#### Task inputs ####
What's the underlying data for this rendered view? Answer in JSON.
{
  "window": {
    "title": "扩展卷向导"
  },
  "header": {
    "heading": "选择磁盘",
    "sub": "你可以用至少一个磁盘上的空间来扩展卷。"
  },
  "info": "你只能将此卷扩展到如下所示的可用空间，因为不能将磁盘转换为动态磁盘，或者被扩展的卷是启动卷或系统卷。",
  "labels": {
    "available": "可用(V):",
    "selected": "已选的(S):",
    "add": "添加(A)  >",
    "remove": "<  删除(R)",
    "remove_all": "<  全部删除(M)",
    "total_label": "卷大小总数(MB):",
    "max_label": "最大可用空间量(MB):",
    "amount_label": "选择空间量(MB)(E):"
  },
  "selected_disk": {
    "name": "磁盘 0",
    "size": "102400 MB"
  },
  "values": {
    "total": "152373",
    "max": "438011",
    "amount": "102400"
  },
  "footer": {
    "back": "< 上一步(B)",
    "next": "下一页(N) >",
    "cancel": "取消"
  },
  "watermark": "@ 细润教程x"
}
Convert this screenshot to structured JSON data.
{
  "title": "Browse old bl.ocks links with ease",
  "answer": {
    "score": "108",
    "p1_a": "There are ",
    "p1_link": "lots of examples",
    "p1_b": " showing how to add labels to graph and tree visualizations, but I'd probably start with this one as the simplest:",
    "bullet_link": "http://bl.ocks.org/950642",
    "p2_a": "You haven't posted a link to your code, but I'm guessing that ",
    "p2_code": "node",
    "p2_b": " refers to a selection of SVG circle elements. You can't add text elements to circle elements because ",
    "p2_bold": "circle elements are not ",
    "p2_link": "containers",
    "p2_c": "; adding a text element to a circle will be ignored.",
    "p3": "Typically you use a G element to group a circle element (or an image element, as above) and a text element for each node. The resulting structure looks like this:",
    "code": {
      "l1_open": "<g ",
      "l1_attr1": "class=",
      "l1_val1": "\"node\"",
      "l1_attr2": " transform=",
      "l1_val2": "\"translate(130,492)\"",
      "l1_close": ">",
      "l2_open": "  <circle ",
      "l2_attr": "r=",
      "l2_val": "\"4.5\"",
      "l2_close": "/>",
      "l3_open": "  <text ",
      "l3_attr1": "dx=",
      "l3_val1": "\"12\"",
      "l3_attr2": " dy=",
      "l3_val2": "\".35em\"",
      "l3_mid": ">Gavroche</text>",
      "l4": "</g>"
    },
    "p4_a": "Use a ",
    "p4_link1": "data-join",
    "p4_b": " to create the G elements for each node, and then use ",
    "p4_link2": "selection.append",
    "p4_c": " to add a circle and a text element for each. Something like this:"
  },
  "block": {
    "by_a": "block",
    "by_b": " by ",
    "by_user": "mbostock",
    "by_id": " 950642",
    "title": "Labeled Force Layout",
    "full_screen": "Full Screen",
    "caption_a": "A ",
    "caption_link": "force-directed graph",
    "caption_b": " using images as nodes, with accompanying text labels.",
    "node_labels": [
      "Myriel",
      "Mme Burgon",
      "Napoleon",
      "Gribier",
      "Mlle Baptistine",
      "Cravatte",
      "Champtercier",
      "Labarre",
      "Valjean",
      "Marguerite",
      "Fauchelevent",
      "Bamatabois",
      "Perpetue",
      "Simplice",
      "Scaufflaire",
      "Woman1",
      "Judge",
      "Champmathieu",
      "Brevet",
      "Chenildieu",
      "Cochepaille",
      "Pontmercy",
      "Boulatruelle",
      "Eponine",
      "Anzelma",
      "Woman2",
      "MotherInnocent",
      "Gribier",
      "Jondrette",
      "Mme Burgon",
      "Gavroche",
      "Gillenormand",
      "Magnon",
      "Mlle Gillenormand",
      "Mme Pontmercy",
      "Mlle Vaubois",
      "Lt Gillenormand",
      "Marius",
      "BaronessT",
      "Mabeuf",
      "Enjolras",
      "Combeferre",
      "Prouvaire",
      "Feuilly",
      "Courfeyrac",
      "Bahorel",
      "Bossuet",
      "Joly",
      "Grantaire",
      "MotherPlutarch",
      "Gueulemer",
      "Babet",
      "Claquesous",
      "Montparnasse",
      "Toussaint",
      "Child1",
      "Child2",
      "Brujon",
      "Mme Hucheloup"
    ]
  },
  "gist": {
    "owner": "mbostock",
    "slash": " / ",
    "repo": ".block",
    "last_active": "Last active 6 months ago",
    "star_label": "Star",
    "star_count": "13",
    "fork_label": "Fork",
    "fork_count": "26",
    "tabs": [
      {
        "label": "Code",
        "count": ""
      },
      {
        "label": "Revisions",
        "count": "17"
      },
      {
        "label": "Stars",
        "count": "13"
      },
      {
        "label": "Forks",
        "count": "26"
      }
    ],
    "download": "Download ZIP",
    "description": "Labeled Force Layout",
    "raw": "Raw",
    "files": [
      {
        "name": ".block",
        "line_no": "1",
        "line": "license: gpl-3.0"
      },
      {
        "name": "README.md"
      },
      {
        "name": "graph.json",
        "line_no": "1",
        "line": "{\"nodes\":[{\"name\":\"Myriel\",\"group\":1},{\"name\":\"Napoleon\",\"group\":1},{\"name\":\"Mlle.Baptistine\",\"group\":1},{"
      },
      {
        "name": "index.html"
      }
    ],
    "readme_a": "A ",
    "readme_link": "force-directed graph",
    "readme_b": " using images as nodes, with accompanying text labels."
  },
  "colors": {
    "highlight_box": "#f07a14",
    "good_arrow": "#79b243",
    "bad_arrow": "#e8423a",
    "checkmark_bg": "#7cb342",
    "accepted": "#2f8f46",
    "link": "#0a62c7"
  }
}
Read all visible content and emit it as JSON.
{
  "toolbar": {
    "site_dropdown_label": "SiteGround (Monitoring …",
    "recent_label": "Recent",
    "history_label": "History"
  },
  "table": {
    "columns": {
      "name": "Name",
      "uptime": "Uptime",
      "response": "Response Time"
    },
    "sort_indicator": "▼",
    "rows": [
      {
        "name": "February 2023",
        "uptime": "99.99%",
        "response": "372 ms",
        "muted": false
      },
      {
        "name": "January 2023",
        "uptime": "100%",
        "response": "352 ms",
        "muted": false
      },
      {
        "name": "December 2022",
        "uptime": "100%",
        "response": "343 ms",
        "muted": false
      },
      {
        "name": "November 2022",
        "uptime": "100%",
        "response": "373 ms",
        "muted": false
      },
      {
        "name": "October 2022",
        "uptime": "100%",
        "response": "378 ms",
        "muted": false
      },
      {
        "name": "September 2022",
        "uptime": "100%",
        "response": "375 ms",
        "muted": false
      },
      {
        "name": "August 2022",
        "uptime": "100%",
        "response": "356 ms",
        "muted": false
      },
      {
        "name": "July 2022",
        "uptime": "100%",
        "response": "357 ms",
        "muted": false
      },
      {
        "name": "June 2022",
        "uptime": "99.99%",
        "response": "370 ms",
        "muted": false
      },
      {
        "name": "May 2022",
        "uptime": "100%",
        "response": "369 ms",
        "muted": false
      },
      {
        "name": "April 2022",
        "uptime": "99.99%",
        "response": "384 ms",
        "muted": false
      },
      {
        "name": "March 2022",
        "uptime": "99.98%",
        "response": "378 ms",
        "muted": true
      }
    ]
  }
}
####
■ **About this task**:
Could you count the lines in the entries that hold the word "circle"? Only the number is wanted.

■ **The answer**:
6